The κ-μ distribution fading model corresponds to a signal composed of clusters of multipath waves, propagating in a nonhomogeneous environment. The phases of the scattered waves are random and have similar delay times, within a single cluster, while delay-time spreads of different clusters are relatively large. It is assumed that the clusters of multipath waves have scattered waves with identical powers, and that each cluster has a dominant component with arbitrary power. This distribution is well suited for LoS applications, since every cluster of multipath waves has a dominant component (with arbitrary power). The κ-μ distribution is a general physical fading model which includes Rician and Nakagami-m fading models as special cases (as the one-sided Gaussian and the Rayleigh distributions) since they also constitute special cases of Nakagami-m. κ parameter represents the ratio between the total power of dominant components and the total power of scattered components. Parameter μ is related to multipath clustering. As μ decreases, fading severity increases. For the case of κ = 0, the κ-μ distribution is equivalent to the Nakagami-m distribution. When μ = 1, the κ-μ distribution becomes the Rician distribution with κ as the Rice factor. Moreover, the κ-μ distribution fully describes the characteristics of the fading signal in terms of measurable physical parameters .
Let us consider macro-diversity system of SC type which consists of two micro-diversity systems with switching between the base stations based on their output signal power values. Each micro-diversity system is of MRC type with an arbitrary number of branches in the presence of κ-μ fading. The optimal combining technique is MRC . This combining technique involves co-phasing of the useful signal in all branches, multiplication of the received signal in each branch by a weight factor that is proportional to the estimated ratio of the envelope and the power of that particular signal and the summing of the received signals from all antennas.
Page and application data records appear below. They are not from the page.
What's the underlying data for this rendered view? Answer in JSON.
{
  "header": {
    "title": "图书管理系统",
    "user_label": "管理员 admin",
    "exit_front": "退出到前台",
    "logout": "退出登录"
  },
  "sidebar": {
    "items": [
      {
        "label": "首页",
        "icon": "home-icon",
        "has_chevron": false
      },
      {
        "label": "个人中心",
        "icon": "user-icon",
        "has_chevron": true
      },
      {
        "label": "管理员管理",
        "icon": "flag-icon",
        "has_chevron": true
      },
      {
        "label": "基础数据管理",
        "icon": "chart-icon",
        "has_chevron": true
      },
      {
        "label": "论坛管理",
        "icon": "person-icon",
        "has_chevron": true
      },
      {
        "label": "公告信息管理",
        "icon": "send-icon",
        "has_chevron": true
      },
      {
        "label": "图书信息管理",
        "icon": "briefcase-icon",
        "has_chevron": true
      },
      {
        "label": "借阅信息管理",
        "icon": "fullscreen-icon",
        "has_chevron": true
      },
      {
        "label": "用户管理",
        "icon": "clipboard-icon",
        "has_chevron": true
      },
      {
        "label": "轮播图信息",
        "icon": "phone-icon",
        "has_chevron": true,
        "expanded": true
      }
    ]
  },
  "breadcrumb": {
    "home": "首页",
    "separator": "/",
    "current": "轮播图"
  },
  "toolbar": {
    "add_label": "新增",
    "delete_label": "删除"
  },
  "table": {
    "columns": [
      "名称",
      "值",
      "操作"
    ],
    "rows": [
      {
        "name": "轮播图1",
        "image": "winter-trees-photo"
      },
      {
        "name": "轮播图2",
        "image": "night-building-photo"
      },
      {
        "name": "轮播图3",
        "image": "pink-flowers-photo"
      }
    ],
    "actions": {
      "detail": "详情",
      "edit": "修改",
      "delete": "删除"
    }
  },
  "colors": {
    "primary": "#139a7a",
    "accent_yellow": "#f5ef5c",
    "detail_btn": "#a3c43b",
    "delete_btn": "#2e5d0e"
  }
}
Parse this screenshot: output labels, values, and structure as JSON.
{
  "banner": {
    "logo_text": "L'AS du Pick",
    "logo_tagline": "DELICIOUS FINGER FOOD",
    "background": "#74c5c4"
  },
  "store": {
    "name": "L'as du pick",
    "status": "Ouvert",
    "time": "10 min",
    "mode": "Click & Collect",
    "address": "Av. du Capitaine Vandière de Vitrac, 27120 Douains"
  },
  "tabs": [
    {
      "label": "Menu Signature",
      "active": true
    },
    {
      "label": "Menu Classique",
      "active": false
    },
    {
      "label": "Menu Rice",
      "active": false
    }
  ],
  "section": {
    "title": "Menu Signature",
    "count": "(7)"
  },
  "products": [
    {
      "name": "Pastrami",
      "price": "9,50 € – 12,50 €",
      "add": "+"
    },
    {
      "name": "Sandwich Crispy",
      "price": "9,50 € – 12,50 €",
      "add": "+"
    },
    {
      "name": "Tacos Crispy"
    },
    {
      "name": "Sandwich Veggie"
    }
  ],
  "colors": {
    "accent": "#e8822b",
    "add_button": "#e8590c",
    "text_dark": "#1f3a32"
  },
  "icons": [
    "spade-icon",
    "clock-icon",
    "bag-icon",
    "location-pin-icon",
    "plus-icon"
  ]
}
By co-phasing, all the random phase fluctuations of the signal that emerged during the transmission are eliminated. For this process, it is necessary to estimate the phase of the received signal, so this technique requires all the amount of the channel state information of the received signal, and separate receiver chain for each branch of the diversity system, which increases the complexity of the system. In [2, 10], it is shown that the sum of κ-μ powers is κ-μ power distributed as well (but with different parameters), which is an ideal choice for MRC analysis. The expression for the pdf of the outputs of MRC micro-diversity systems is as follows :
In the previous equation, I
(·)denotes the r th-order modified Bessel function of first kind [, eq. 8.445], μ
are well-known κ-μ fading parameters of each micro-diversity system, while L
denotes the number of channels at each micro-level.
Since the outputs of a MRC system and their derivatives follow :
then is a Gaussian random variable with a zero mean:
and the variance given with 
For the case of equivalently assumed channels , k = 1, . . . , N, previous reduces into 
is a Doppler shift frequency.
Conditioned on Ω
, the joint PDF can be calculated as
It is already quoted that our macro-diversity system is of SC type and that the selection is based on the micro-combiners output signal power values. At the macro-level, this type of selection is used as handoff mechanism, that chooses the best base station to serve mobile, based on the signal power received. The joint probability density of the Z and conditioned on Ω1 and Ω2, equals the density of Z1 and at Z and for the case when Ω1 > Ω2, and equivalently the density of Z2 and at Z and for the case when Ω2 > Ω1. Now the unconditional joint probability density of the Z and is then obtained by averaging over the joint pdf as
Similarly, this selection can be written through the cumulative distribution function (CDF) at the macro-diversity output in the form of
) defines the CDF of the SNR at the outputs of microdiversity systems given with
Since base stations at the macro-diversity level are widely located, due to sufficient spacing between antennas, signal powers at the outputs of the base stations are modelled as statistically independent. Here long-term fading is as in  described with Gamma distributions, which are, as above mentioned, independent as
In the previous equation, c1 and c2 denote the order of Gamma distribution, the measure of the shadowing present in the channels. Ω01 and Ω02 are related to the average powers of the Gamma long-term fading distributions.